If an investigation is chosen to address the occurrence, employers will have to follow the prescribed requirements, including those regarding the qualifications of an investigator, how the investigator may be appointed, what types of reports the investigator must submit, and how the employer will handle those reports.
Moreover, if an employer wishes to develop or identify a list of investigators, they must do so jointly. Notably, if the employer, the principal party and the responding party are unable to agree on an investigator within 60 days, the employer must request that the minister select the investigator.
5. Emergency procedures
Employers will be required to jointly develop and implement emergency procedures to be followed in situations where an occurrence of harassment and violence poses an immediate danger to the health and safety of employees or when there is a threat of such an occurrence happening in the workplace.
Employers will be required to jointly identify or develop harassment and violence training. The training will have to be delivered at least every three years and will have to provide information about, amongst other things, the prevention policy, crisis prevention, personal safety and de-escalation techniques.
Employers will have to ensure that each new employee receives training within the first three months of employment. Additional training will have to be provided in certain circumstances.
7. Support measures
Employers would have to make available information respecting support services that employees may access if they need it.
8. Records and reports
To support enforcement of the Proposed Regulations, employers will have to keep several records, including records of all notifications of harassment and violence in their workplace, records of the actions taken and records of the decisions they made in the event that they were unable to agree on an issue that they must address jointly.

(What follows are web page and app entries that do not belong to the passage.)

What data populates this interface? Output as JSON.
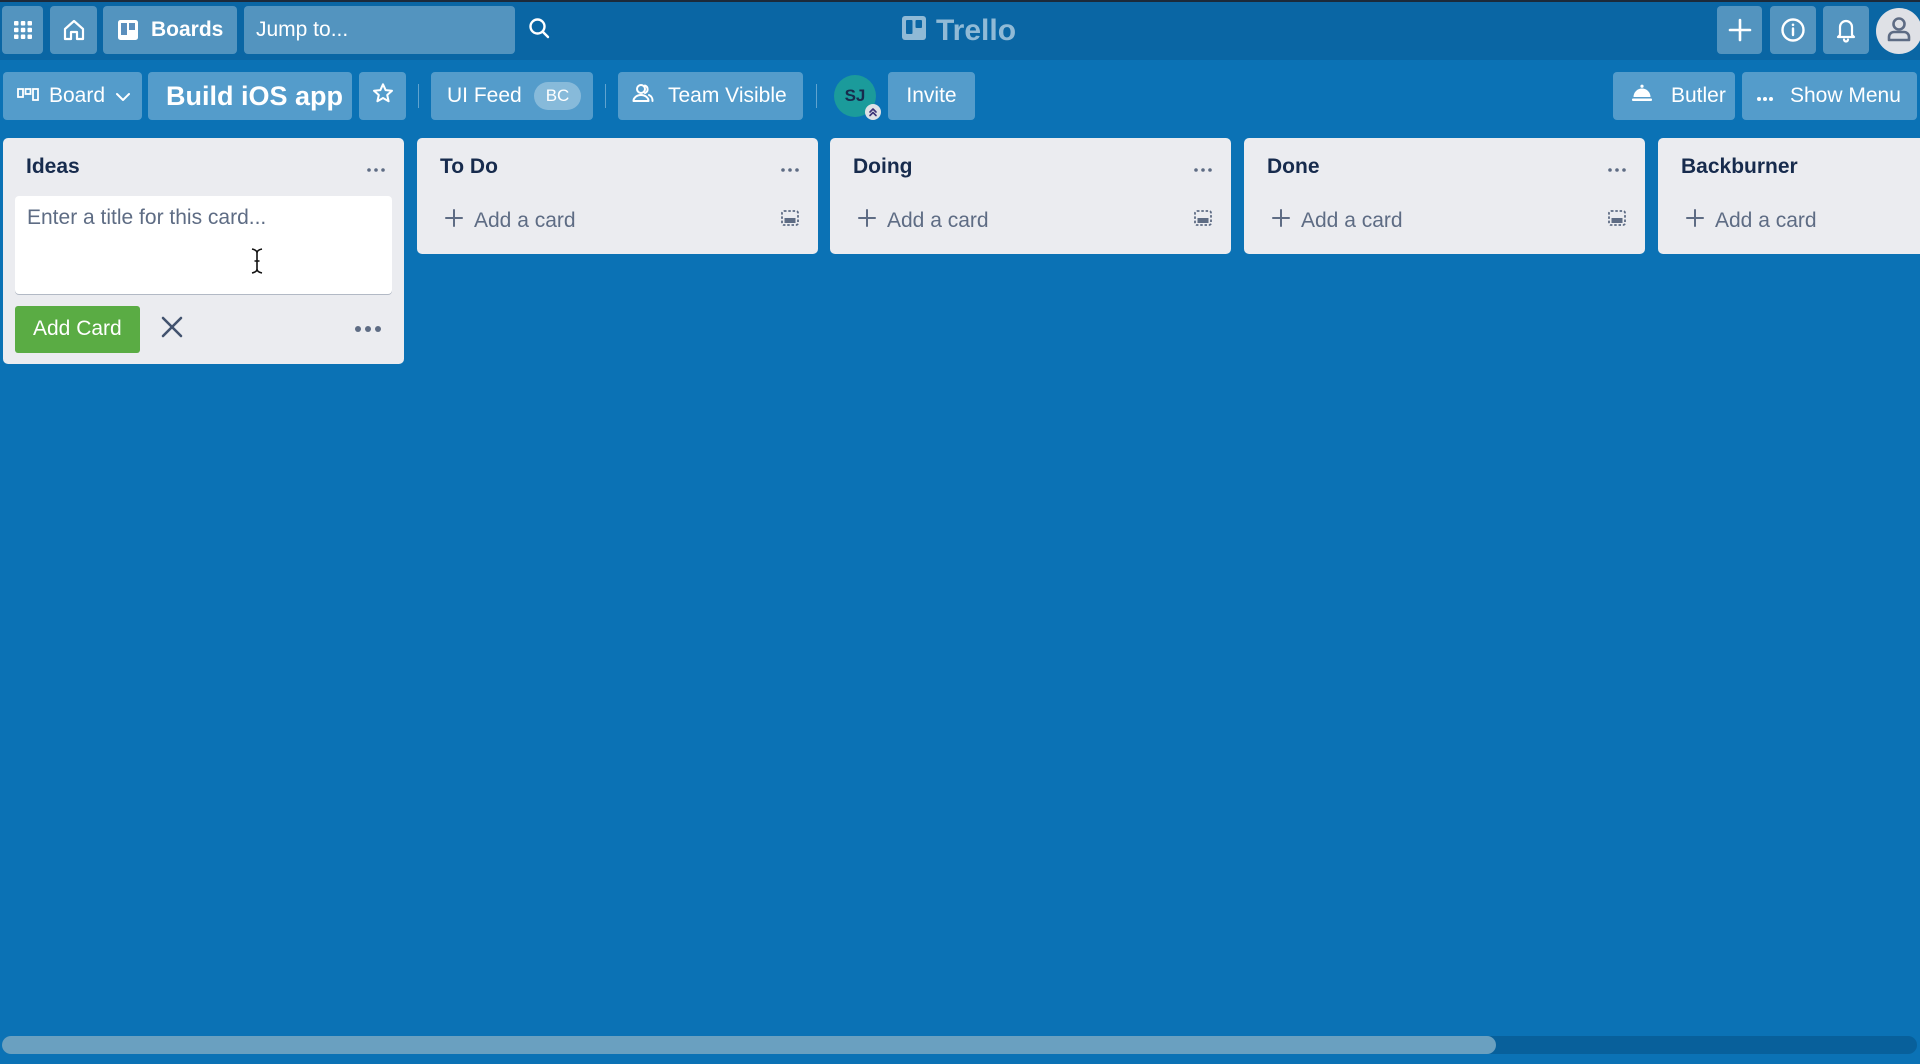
{
  "header": {
    "apps_icon": "grid-icon",
    "home_icon": "home-icon",
    "boards_label": "Boards",
    "search_placeholder": "Jump to...",
    "logo_text": "Trello",
    "create_icon": "plus-icon",
    "info_icon": "info-icon",
    "notifications_icon": "bell-icon",
    "account_icon": "user-icon"
  },
  "board_header": {
    "view_label": "Board",
    "board_title": "Build iOS app",
    "star_icon": "star-icon",
    "team_label": "UI Feed",
    "team_badge": "BC",
    "visibility_label": "Team Visible",
    "member_initials": "SJ",
    "invite_label": "Invite",
    "butler_label": "Butler",
    "show_menu_label": "Show Menu"
  },
  "lists": [
    {
      "title": "Ideas",
      "composer": {
        "placeholder": "Enter a title for this card...",
        "value": "",
        "submit_label": "Add Card"
      }
    },
    {
      "title": "To Do",
      "add_label": "Add a card"
    },
    {
      "title": "Doing",
      "add_label": "Add a card"
    },
    {
      "title": "Done",
      "add_label": "Add a card"
    },
    {
      "title": "Backburner",
      "add_label": "Add a card"
    }
  ],
  "scrollbar": {
    "horizontal_position_fraction": 0.78
  },
  "colors": {
    "board_background": "#0b72b5",
    "list_background": "#ebecf0",
    "add_card_green": "#5aac44",
    "member_avatar": "#1b9b9b"
  }
}
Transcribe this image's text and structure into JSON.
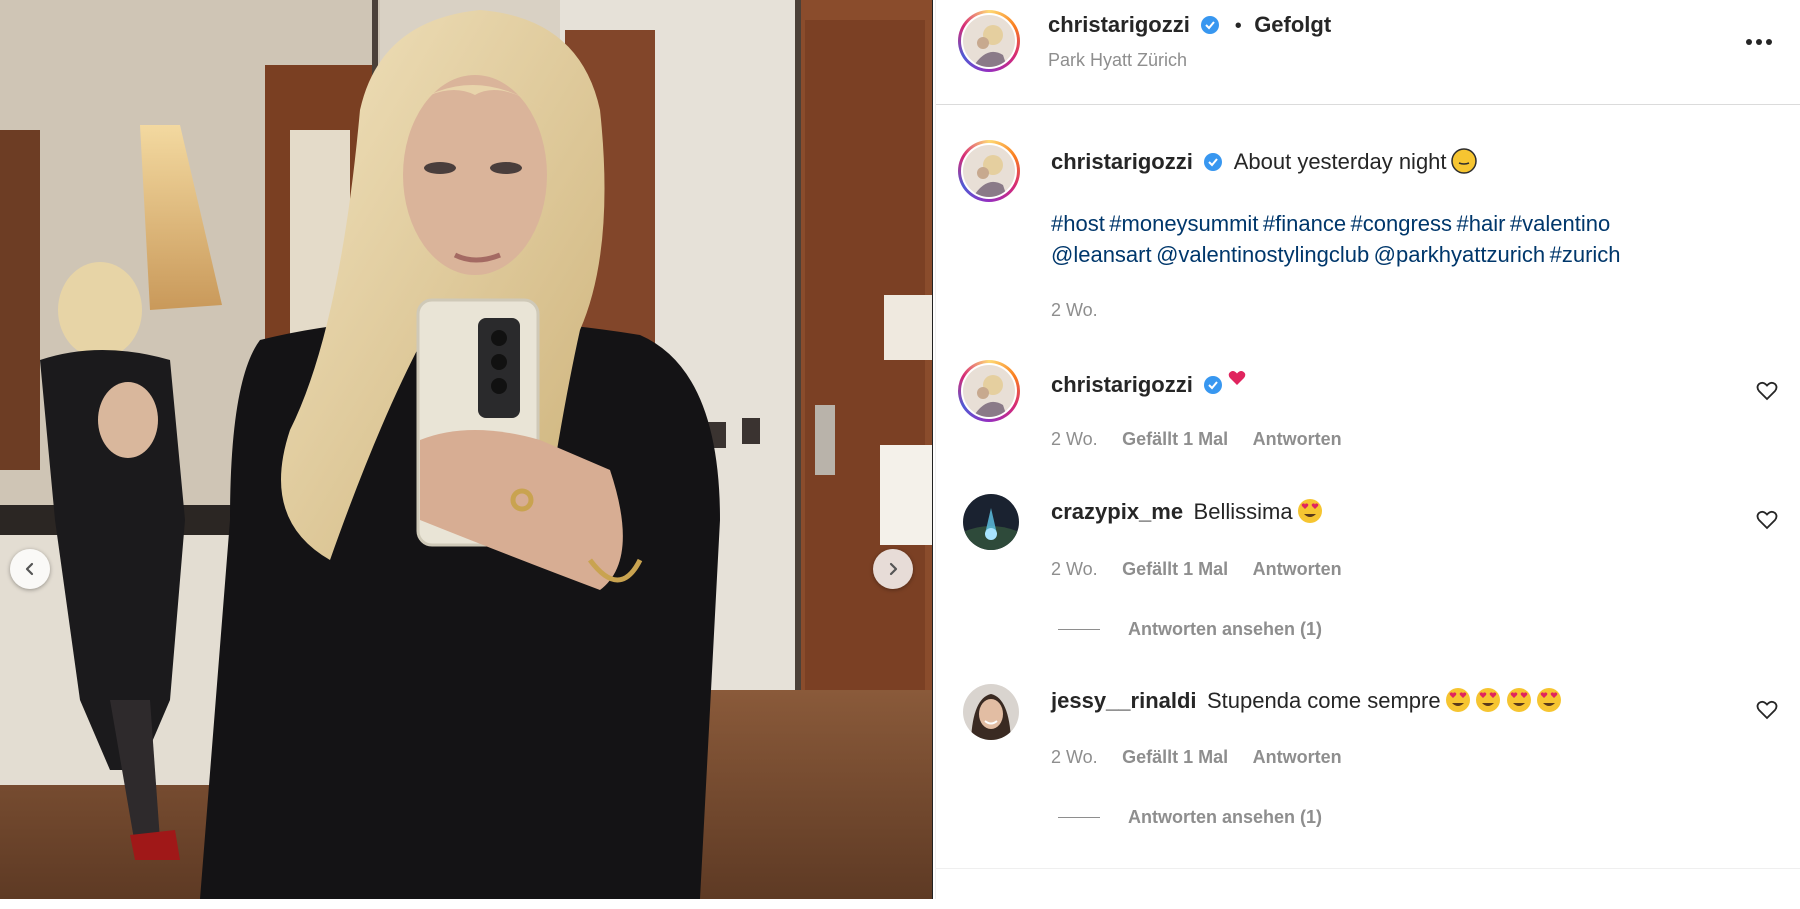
{
  "post": {
    "username": "christarigozzi",
    "follow_state": "Gefolgt",
    "location": "Park Hyatt Zürich",
    "caption_text": "About yesterday night",
    "caption_tags_line1": [
      "#host",
      "#moneysummit",
      "#finance",
      "#congress",
      "#hair",
      "#valentino"
    ],
    "caption_tags_line2": [
      "@leansart",
      "@valentinostylingclub",
      "@parkhyattzurich",
      "#zurich"
    ],
    "caption_time": "2 Wo."
  },
  "comments": [
    {
      "username": "christarigozzi",
      "text": "",
      "time": "2 Wo.",
      "likes": "Gefällt 1 Mal",
      "reply": "Antworten"
    },
    {
      "username": "crazypix_me",
      "text": "Bellissima",
      "time": "2 Wo.",
      "likes": "Gefällt 1 Mal",
      "reply": "Antworten",
      "view_replies": "Antworten ansehen (1)"
    },
    {
      "username": "jessy__rinaldi",
      "text": "Stupenda come sempre",
      "time": "2 Wo.",
      "likes": "Gefällt 1 Mal",
      "reply": "Antworten",
      "view_replies": "Antworten ansehen (1)"
    }
  ],
  "colors": {
    "link": "#00376b",
    "verified": "#3897f0",
    "meta": "#8e8e8e",
    "text": "#262626"
  },
  "icons": [
    "chevron-left-icon",
    "chevron-right-icon",
    "more-horizontal-icon",
    "verified-badge-icon",
    "heart-icon",
    "red-heart-icon",
    "face-emoji-icon",
    "heart-eyes-emoji-icon"
  ]
}
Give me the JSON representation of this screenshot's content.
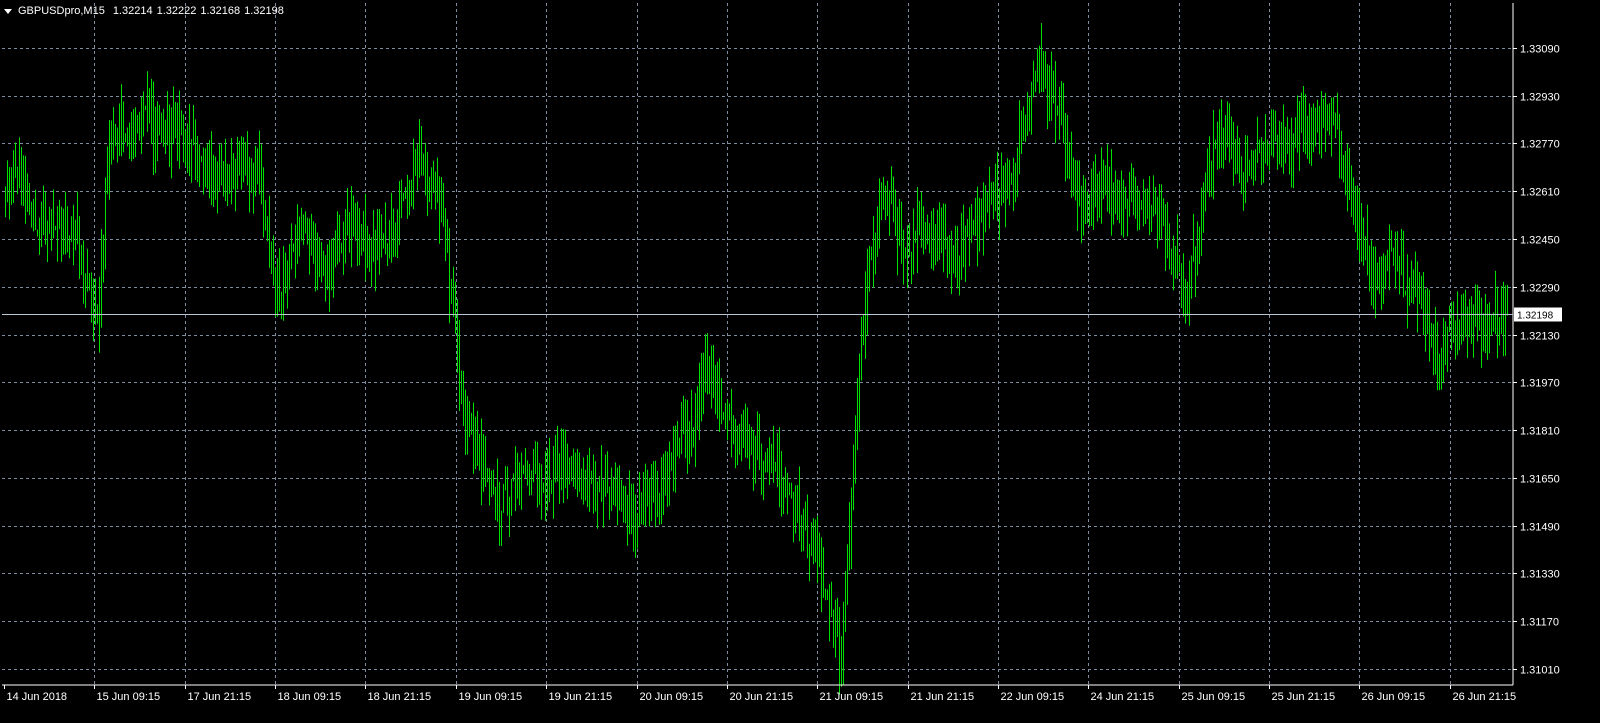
{
  "window": {
    "symbol": "GBPUSDpro,M15",
    "open": "1.32214",
    "high": "1.32222",
    "low": "1.32168",
    "close": "1.32198"
  },
  "colors": {
    "background": "#000000",
    "grid": "#7f8da0",
    "axis": "#ffffff",
    "bars": "#00e000",
    "current_price_line": "#b8c4d0",
    "price_tag_bg": "#ffffff"
  },
  "chart_data": {
    "type": "line",
    "style": "ohlc-bars",
    "timeframe": "M15",
    "symbol": "GBPUSDpro",
    "current_price": 1.32198,
    "current_price_label": "1.32198",
    "ylim": [
      1.3096,
      1.3324
    ],
    "grid": true,
    "y_ticks": [
      "1.33090",
      "1.32930",
      "1.32770",
      "1.32610",
      "1.32450",
      "1.32290",
      "1.32130",
      "1.31970",
      "1.31810",
      "1.31650",
      "1.31490",
      "1.31330",
      "1.31170",
      "1.31010"
    ],
    "x_ticks": [
      "14 Jun 2018",
      "15 Jun 09:15",
      "17 Jun 21:15",
      "18 Jun 09:15",
      "18 Jun 21:15",
      "19 Jun 09:15",
      "19 Jun 21:15",
      "20 Jun 09:15",
      "20 Jun 21:15",
      "21 Jun 09:15",
      "21 Jun 21:15",
      "22 Jun 09:15",
      "24 Jun 21:15",
      "25 Jun 09:15",
      "25 Jun 21:15",
      "26 Jun 09:15",
      "26 Jun 21:15"
    ],
    "series": [
      {
        "values": [
          1.3259,
          1.3268,
          1.3255,
          1.3248,
          1.3252,
          1.3245,
          1.325,
          1.323,
          1.3215,
          1.3275,
          1.3285,
          1.328,
          1.329,
          1.3282,
          1.3278,
          1.3283,
          1.3276,
          1.327,
          1.3268,
          1.3265,
          1.327,
          1.3266,
          1.327,
          1.324,
          1.3225,
          1.3245,
          1.325,
          1.324,
          1.3235,
          1.3242,
          1.325,
          1.3245,
          1.324,
          1.3244,
          1.325,
          1.3262,
          1.327,
          1.3265,
          1.3258,
          1.322,
          1.3185,
          1.3175,
          1.3165,
          1.3155,
          1.316,
          1.3165,
          1.317,
          1.3163,
          1.3168,
          1.317,
          1.3165,
          1.3162,
          1.316,
          1.3158,
          1.3155,
          1.3152,
          1.3158,
          1.3155,
          1.317,
          1.3185,
          1.3175,
          1.3205,
          1.3195,
          1.3185,
          1.318,
          1.3175,
          1.3172,
          1.317,
          1.3165,
          1.3155,
          1.3145,
          1.3135,
          1.312,
          1.3105,
          1.3175,
          1.3225,
          1.325,
          1.326,
          1.3245,
          1.3242,
          1.3252,
          1.3245,
          1.324,
          1.3238,
          1.3245,
          1.3255,
          1.326,
          1.3262,
          1.327,
          1.3285,
          1.3305,
          1.3295,
          1.329,
          1.3265,
          1.3255,
          1.326,
          1.3263,
          1.3258,
          1.326,
          1.3255,
          1.3258,
          1.3248,
          1.3238,
          1.3225,
          1.3245,
          1.327,
          1.328,
          1.3275,
          1.3265,
          1.327,
          1.3275,
          1.328,
          1.3276,
          1.328,
          1.3284,
          1.3286,
          1.3282,
          1.327,
          1.325,
          1.3235,
          1.323,
          1.324,
          1.3232,
          1.323,
          1.322,
          1.3205,
          1.3215,
          1.3218,
          1.322,
          1.3215,
          1.322,
          1.3219
        ]
      }
    ]
  }
}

As is apparent from the above-noted, the Proposed Regulations would broaden the workplace harassment and workplace violence-related requirements on employers under federal jurisdiction in significant ways. Although the Proposed Regulations have not been adopted in their current form, it is recommended that employers begin to consider how existing policies and processes relating to workplace harassment and violence might be revised, particularly considering that Bill C-65 has already clearly signalled the government’s increased focus on these issues.
We will be following the status of the Proposed Regulations closely, and will keep you informed of any further developments. In the meantime, please feel free to contact us with any questions or for further information.
This column is for educational purposes only; it does not constitute legal advice.
Specialty Technical Publishers (STP) provides a variety of single-law and multi-law services, intended to facilitate clients’ understanding of and compliance with requirements. These include the recently updated Employment Law: Solutions for the Canadian Workplace and Workplace Violence: A Practical Guide to Security on the Job
Borden Ladner Gervais
Audrey Belhumeur CHRP